Pat McCooter, Queen of Mystic Krewe of Pegasus Memphis, will act as Mistress of Ceremonies.
Call 901-301-3306 or visit http://tepgumbocontest.blogspot.com/ for tickets.
Full disclosure: I'll be competing in the gumbo contest this year.
Senate Bill 2566, the bill designed to protect persons or religious organizations (both for-profit and non-profit) that choose to deny services or goods in conjunction with a civil union, domestic partnership, or gay marriage, has been shelved.
The bill was being sponsored by Senator Mike Bell after Germantown Senator Brian Kelsey pulled his sponsorship last week. Kelsey originally introduced the bill two weeks ago, and it has since made national headlines and even prompted Memphis chef Kelly English to proclaim on Facebook that he'd host a political fund-raiser for anyone who wanted to run against Kelsey in the next election.
The bill was scheduled to be heard in the Senate Judiciary Committee on Tuesday, but Bell told the committee that he was sending it to a subcommittee and will not try to pass the bill this year. The bill can still be called back up at any time though.
Less than a week after State Senator Brian Kelsey of Germantown filed his bill designed to protect persons or religious organizations (both for-profit and non-profit) that choose to deny services or goods in conjunction with a civil union, domestic partnership, or gay marriage, he has pulled his sponsorship.
In the last few days, the bill has made national headlines and evoked a backlash from equality advocates who have dubbed SB2566 the "Turn the Gays Away" Bill. The bill is moving forward though with a new Senate sponsor, State Senator Mike Bell of Riceville in East Tennessee. On the House side, the bill is sponsored by Representative Bill Dunn of Knoxville.
The bill has been placed on the judicial committee calendar, which Kelsey chairs.
This morning, Restaurant Iris and Second Line owner/chef Kelly English made an offer that anyone with political ambitions in District 31 might not be able to refuse. English posted that he'll host a political fund-raiser for whoever opposes Senator Brian Kelsey of Germantown in the next election.

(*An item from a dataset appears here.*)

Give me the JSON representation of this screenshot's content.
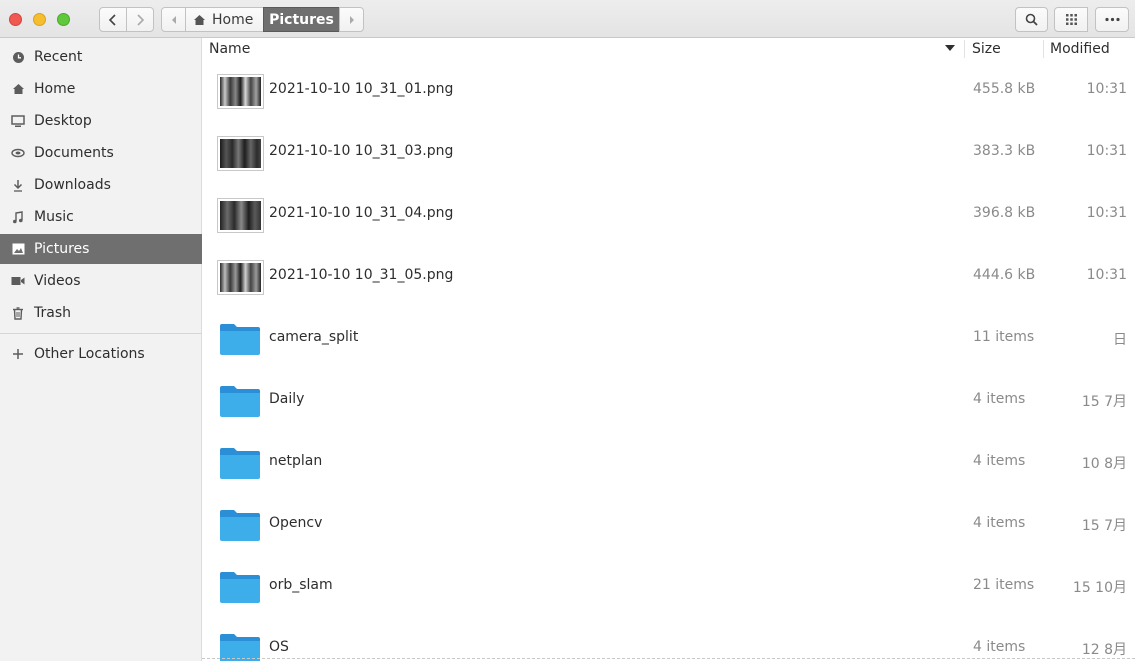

Kelly's offer was a response to Kelsey's bill (SB2566) that would protect religious organizations (both for-profit and non-profit) that choose to deny services or goods in conjunction with a civil union, domestic partnership, or gay marriage. The Tennessee Equality Project has dubbed the bill the "Turn Away the Gays" bill, while Kelsey calls it the "Religious Freedom Act."
When contacted by the Flyer for a comment on why he's offering to support Kelsey's opponent, English said the following: "This is past politics. This is more a point of decency and rights as a human. I can not fathom someone who thinks this is okay to represent myself or our community. I will proudly support any good person opposing this way of thinking."
Senator Brian Kelsey of Germantown is sponsoring a bill in the Tennessee General Assembly aimed at protecting religious organizations that choose to deny services in conjunction with a civil union, domestic partnership, or gay marriage.
Kelsey's SB2566 "permits persons and religious or denominational organizations, based on sincere religious belief, to refuse to provide services or goods in furtherance of a civil union, domestic partnership, or marriage not recognized by the Tennessee Constitution." It's being co-sponsored in the House by Representative Bill Dunn of Knoxville.
It's not clear how far religious organizations could take this, if passed. But a post on the Tennessee Equality Project's website poses the question of whether or not medical institutions run by religious organizations could refuse medical services to someone in a same-sex relationship.
The bill was filed on February 5th, and so far, there has been no further movement with the bill.